WHAT THE TASK ASKS:
Reproduce the data in its entirety, exactly as written.
(RECORDS PROVIDED begins)
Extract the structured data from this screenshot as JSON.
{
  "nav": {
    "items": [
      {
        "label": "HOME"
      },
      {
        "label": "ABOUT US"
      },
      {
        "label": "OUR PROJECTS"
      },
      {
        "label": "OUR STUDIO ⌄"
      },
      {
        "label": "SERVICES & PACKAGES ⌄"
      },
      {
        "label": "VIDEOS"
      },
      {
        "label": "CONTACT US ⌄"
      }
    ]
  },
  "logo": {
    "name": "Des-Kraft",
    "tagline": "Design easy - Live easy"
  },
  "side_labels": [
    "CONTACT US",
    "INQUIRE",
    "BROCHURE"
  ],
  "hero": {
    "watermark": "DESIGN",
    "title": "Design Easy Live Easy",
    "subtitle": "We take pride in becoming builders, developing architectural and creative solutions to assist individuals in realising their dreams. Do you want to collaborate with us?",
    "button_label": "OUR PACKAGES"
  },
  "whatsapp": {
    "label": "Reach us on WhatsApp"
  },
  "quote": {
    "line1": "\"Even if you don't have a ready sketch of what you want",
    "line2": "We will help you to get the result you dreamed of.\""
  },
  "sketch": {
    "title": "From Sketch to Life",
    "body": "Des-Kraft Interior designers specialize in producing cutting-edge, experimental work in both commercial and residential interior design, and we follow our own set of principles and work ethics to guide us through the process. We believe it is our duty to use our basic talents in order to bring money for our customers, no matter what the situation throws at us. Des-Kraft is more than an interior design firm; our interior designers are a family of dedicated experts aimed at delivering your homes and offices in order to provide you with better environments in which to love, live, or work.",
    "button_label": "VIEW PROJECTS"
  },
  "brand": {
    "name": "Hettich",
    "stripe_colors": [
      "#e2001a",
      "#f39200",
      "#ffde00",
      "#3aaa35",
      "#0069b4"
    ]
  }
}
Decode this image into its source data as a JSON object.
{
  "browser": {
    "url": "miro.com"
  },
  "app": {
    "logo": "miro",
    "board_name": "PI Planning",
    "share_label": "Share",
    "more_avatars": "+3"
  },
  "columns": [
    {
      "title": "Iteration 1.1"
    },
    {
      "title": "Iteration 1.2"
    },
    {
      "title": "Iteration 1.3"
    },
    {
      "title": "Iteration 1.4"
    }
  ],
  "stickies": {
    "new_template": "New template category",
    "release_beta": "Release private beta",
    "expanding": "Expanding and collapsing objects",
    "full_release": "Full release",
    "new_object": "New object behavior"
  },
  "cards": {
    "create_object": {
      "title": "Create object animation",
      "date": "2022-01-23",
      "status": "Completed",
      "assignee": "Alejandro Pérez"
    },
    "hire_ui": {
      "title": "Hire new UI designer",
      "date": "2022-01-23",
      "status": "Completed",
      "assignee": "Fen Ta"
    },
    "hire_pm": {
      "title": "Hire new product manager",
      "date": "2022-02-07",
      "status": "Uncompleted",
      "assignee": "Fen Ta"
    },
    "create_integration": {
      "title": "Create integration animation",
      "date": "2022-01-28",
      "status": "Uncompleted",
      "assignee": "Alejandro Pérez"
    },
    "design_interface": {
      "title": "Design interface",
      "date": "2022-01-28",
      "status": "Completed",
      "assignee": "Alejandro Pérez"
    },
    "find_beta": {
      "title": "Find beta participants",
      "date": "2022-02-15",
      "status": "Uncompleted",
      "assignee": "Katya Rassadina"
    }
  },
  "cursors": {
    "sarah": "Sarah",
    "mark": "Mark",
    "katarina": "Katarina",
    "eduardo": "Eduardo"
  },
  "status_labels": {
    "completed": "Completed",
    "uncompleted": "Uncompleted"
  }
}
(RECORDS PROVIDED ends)
RESULT FOR THIS TASK:
Extract the structured data from this screenshot as JSON.
{
  "nav": {
    "items": [
      {
        "label": "HOME"
      },
      {
        "label": "ABOUT US"
      },
      {
        "label": "OUR PROJECTS"
      },
      {
        "label": "OUR STUDIO ⌄"
      },
      {
        "label": "SERVICES & PACKAGES ⌄"
      },
      {
        "label": "VIDEOS"
      },
      {
        "label": "CONTACT US ⌄"
      }
    ]
  },
  "logo": {
    "name": "Des-Kraft",
    "tagline": "Design easy - Live easy"
  },
  "side_labels": [
    "CONTACT US",
    "INQUIRE",
    "BROCHURE"
  ],
  "hero": {
    "watermark": "DESIGN",
    "title": "Design Easy Live Easy",
    "subtitle": "We take pride in becoming builders, developing architectural and creative solutions to assist individuals in realising their dreams. Do you want to collaborate with us?",
    "button_label": "OUR PACKAGES"
  },
  "whatsapp": {
    "label": "Reach us on WhatsApp"
  },
  "quote": {
    "line1": "\"Even if you don't have a ready sketch of what you want",
    "line2": "We will help you to get the result you dreamed of.\""
  },
  "sketch": {
    "title": "From Sketch to Life",
    "body": "Des-Kraft Interior designers specialize in producing cutting-edge, experimental work in both commercial and residential interior design, and we follow our own set of principles and work ethics to guide us through the process. We believe it is our duty to use our basic talents in order to bring money for our customers, no matter what the situation throws at us. Des-Kraft is more than an interior design firm; our interior designers are a family of dedicated experts aimed at delivering your homes and offices in order to provide you with better environments in which to love, live, or work.",
    "button_label": "VIEW PROJECTS"
  },
  "brand": {
    "name": "Hettich",
    "stripe_colors": [
      "#e2001a",
      "#f39200",
      "#ffde00",
      "#3aaa35",
      "#0069b4"
    ]
  }
}
Decode this image into its source data as a JSON object.
{
  "browser": {
    "url": "miro.com"
  },
  "app": {
    "logo": "miro",
    "board_name": "PI Planning",
    "share_label": "Share",
    "more_avatars": "+3"
  },
  "columns": [
    {
      "title": "Iteration 1.1"
    },
    {
      "title": "Iteration 1.2"
    },
    {
      "title": "Iteration 1.3"
    },
    {
      "title": "Iteration 1.4"
    }
  ],
  "stickies": {
    "new_template": "New template category",
    "release_beta": "Release private beta",
    "expanding": "Expanding and collapsing objects",
    "full_release": "Full release",
    "new_object": "New object behavior"
  },
  "cards": {
    "create_object": {
      "title": "Create object animation",
      "date": "2022-01-23",
      "status": "Completed",
      "assignee": "Alejandro Pérez"
    },
    "hire_ui": {
      "title": "Hire new UI designer",
      "date": "2022-01-23",
      "status": "Completed",
      "assignee": "Fen Ta"
    },
    "hire_pm": {
      "title": "Hire new product manager",
      "date": "2022-02-07",
      "status": "Uncompleted",
      "assignee": "Fen Ta"
    },
    "create_integration": {
      "title": "Create integration animation",
      "date": "2022-01-28",
      "status": "Uncompleted",
      "assignee": "Alejandro Pérez"
    },
    "design_interface": {
      "title": "Design interface",
      "date": "2022-01-28",
      "status": "Completed",
      "assignee": "Alejandro Pérez"
    },
    "find_beta": {
      "title": "Find beta participants",
      "date": "2022-02-15",
      "status": "Uncompleted",
      "assignee": "Katya Rassadina"
    }
  },
  "cursors": {
    "sarah": "Sarah",
    "mark": "Mark",
    "katarina": "Katarina",
    "eduardo": "Eduardo"
  },
  "status_labels": {
    "completed": "Completed",
    "uncompleted": "Uncompleted"
  }
}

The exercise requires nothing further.